→ Task item
Repeat the following entries exactly, excluding pictures.

Stored entries:
- - - -

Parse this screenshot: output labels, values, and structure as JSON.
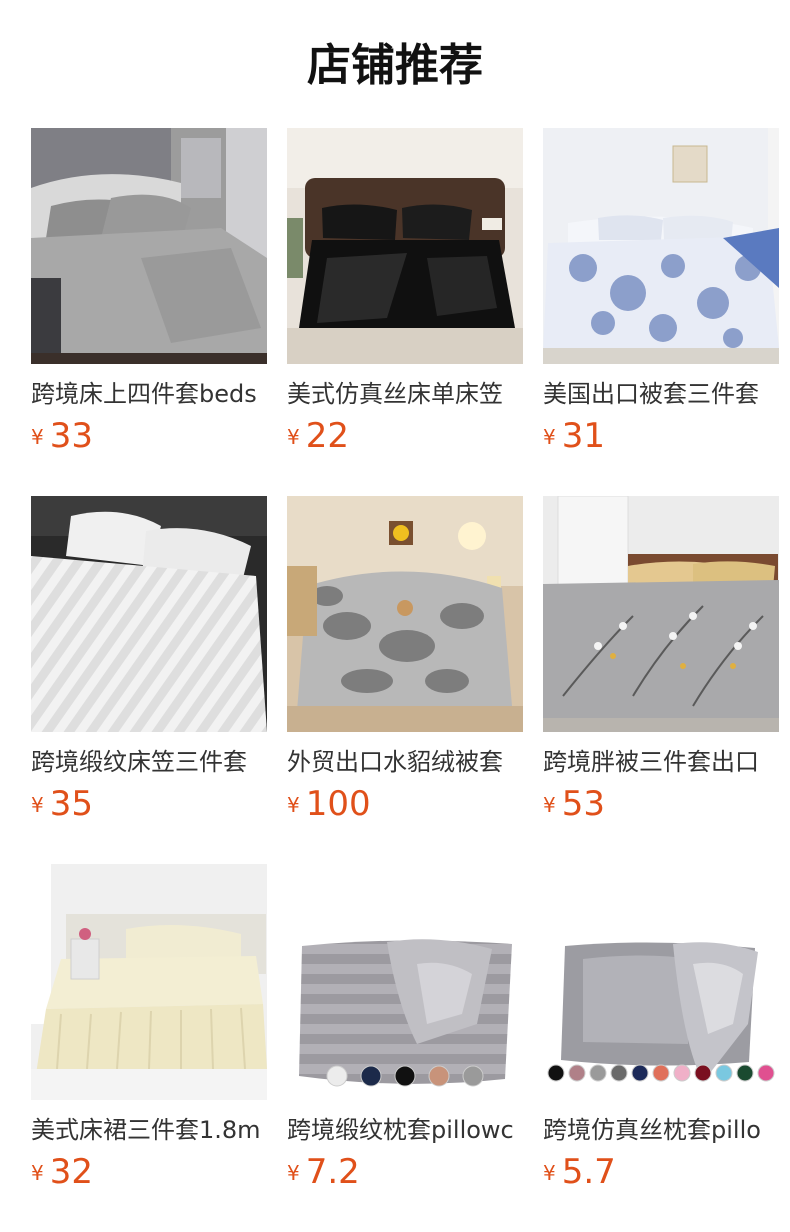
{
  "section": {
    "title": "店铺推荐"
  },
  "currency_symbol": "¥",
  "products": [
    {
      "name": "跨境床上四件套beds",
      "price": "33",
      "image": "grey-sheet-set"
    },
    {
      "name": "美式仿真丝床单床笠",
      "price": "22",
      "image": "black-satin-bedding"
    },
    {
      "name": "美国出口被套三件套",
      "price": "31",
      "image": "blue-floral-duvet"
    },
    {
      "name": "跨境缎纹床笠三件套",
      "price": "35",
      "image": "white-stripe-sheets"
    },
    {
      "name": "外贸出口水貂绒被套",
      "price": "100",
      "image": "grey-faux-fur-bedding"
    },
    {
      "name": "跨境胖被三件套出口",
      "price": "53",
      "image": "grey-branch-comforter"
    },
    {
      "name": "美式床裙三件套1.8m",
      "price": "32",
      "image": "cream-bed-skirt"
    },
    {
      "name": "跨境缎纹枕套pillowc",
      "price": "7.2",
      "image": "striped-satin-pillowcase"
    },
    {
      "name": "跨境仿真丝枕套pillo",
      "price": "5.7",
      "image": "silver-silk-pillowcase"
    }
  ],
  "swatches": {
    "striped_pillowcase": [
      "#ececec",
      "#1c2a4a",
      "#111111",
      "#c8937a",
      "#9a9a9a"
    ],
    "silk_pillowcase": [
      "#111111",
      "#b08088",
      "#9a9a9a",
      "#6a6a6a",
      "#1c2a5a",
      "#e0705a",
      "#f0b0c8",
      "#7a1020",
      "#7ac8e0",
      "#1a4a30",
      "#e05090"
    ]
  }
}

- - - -

→ Output for this task
Parse this screenshot: output labels, values, and structure as JSON.
{
  "section": {
    "title": "店铺推荐"
  },
  "currency_symbol": "¥",
  "products": [
    {
      "name": "跨境床上四件套beds",
      "price": "33",
      "image": "grey-sheet-set"
    },
    {
      "name": "美式仿真丝床单床笠",
      "price": "22",
      "image": "black-satin-bedding"
    },
    {
      "name": "美国出口被套三件套",
      "price": "31",
      "image": "blue-floral-duvet"
    },
    {
      "name": "跨境缎纹床笠三件套",
      "price": "35",
      "image": "white-stripe-sheets"
    },
    {
      "name": "外贸出口水貂绒被套",
      "price": "100",
      "image": "grey-faux-fur-bedding"
    },
    {
      "name": "跨境胖被三件套出口",
      "price": "53",
      "image": "grey-branch-comforter"
    },
    {
      "name": "美式床裙三件套1.8m",
      "price": "32",
      "image": "cream-bed-skirt"
    },
    {
      "name": "跨境缎纹枕套pillowc",
      "price": "7.2",
      "image": "striped-satin-pillowcase"
    },
    {
      "name": "跨境仿真丝枕套pillo",
      "price": "5.7",
      "image": "silver-silk-pillowcase"
    }
  ],
  "swatches": {
    "striped_pillowcase": [
      "#ececec",
      "#1c2a4a",
      "#111111",
      "#c8937a",
      "#9a9a9a"
    ],
    "silk_pillowcase": [
      "#111111",
      "#b08088",
      "#9a9a9a",
      "#6a6a6a",
      "#1c2a5a",
      "#e0705a",
      "#f0b0c8",
      "#7a1020",
      "#7ac8e0",
      "#1a4a30",
      "#e05090"
    ]
  }
}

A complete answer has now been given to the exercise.